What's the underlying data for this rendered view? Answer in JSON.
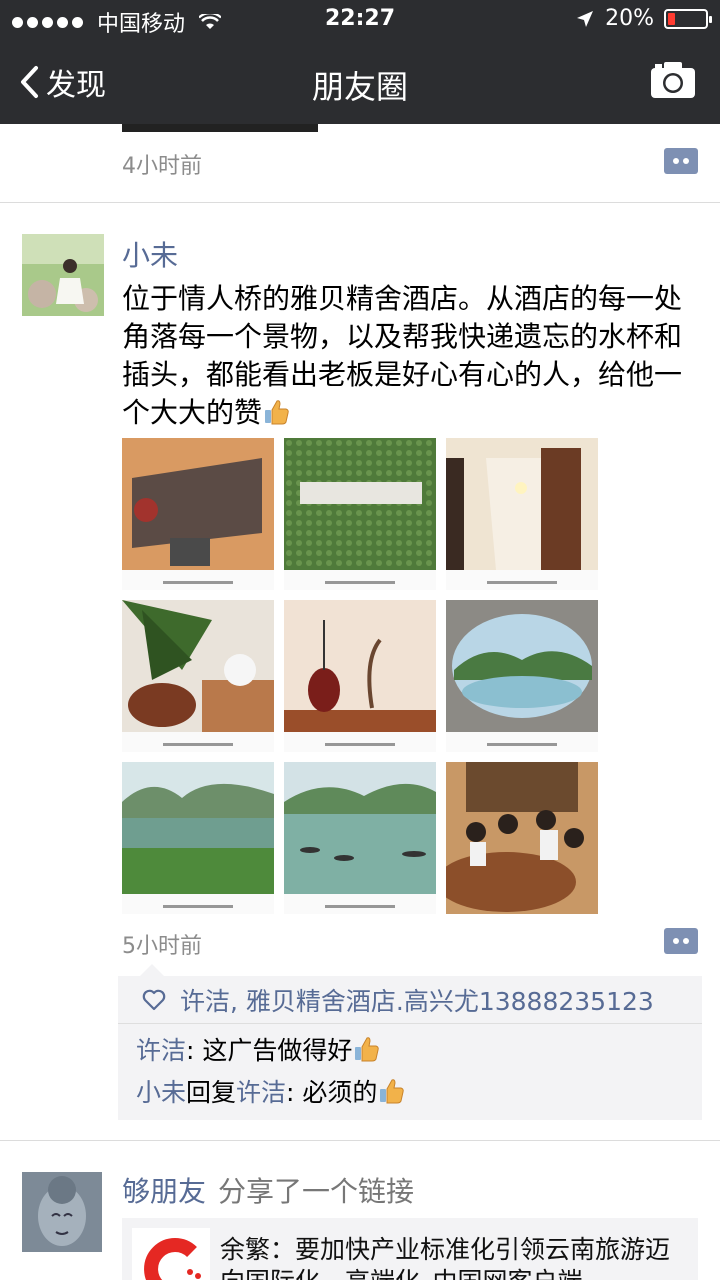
{
  "status": {
    "carrier": "中国移动",
    "time": "22:27",
    "battery": "20%",
    "battery_level": 0.2
  },
  "nav": {
    "back_label": "发现",
    "title": "朋友圈"
  },
  "prev_post": {
    "time": "4小时前"
  },
  "post": {
    "author": "小未",
    "text": "位于情人桥的雅贝精舍酒店。从酒店的每一处角落每一个景物，以及帮我快递遗忘的水杯和插头，都能看出老板是好心有心的人，给他一个大大的赞",
    "time": "5小时前",
    "likes": "许洁, 雅贝精舍酒店.高兴尤13888235123",
    "comments": [
      {
        "from": "许洁",
        "to": "",
        "reply_word": "",
        "text": ": 这广告做得好"
      },
      {
        "from": "小未",
        "to": "许洁",
        "reply_word": "回复",
        "text": ": 必须的"
      }
    ],
    "photo_labels": [
      "雅贝精舍 sign",
      "雅贝精舍 green wall",
      "hallway",
      "lotus",
      "vase decor",
      "round window view",
      "lake view",
      "boats on river",
      "dinner group"
    ]
  },
  "next_post": {
    "author": "够朋友",
    "verb": "分享了一个链接",
    "link_text": "余繁：要加快产业标准化引领云南旅游迈向国际化、高端化_中国网客户端"
  },
  "colors": {
    "topbar": "#2c2d30",
    "link_blue": "#576b95",
    "comment_btn": "#7e90b3",
    "battery_red": "#ff3b30"
  }
}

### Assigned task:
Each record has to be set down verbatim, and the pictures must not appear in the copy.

### Solution to this task:
What's the underlying data for this rendered view? Answer in JSON.
{
  "status": {
    "carrier": "中国移动",
    "time": "22:27",
    "battery": "20%",
    "battery_level": 0.2
  },
  "nav": {
    "back_label": "发现",
    "title": "朋友圈"
  },
  "prev_post": {
    "time": "4小时前"
  },
  "post": {
    "author": "小未",
    "text": "位于情人桥的雅贝精舍酒店。从酒店的每一处角落每一个景物，以及帮我快递遗忘的水杯和插头，都能看出老板是好心有心的人，给他一个大大的赞",
    "time": "5小时前",
    "likes": "许洁, 雅贝精舍酒店.高兴尤13888235123",
    "comments": [
      {
        "from": "许洁",
        "to": "",
        "reply_word": "",
        "text": ": 这广告做得好"
      },
      {
        "from": "小未",
        "to": "许洁",
        "reply_word": "回复",
        "text": ": 必须的"
      }
    ],
    "photo_labels": [
      "雅贝精舍 sign",
      "雅贝精舍 green wall",
      "hallway",
      "lotus",
      "vase decor",
      "round window view",
      "lake view",
      "boats on river",
      "dinner group"
    ]
  },
  "next_post": {
    "author": "够朋友",
    "verb": "分享了一个链接",
    "link_text": "余繁：要加快产业标准化引领云南旅游迈向国际化、高端化_中国网客户端"
  },
  "colors": {
    "topbar": "#2c2d30",
    "link_blue": "#576b95",
    "comment_btn": "#7e90b3",
    "battery_red": "#ff3b30"
  }
}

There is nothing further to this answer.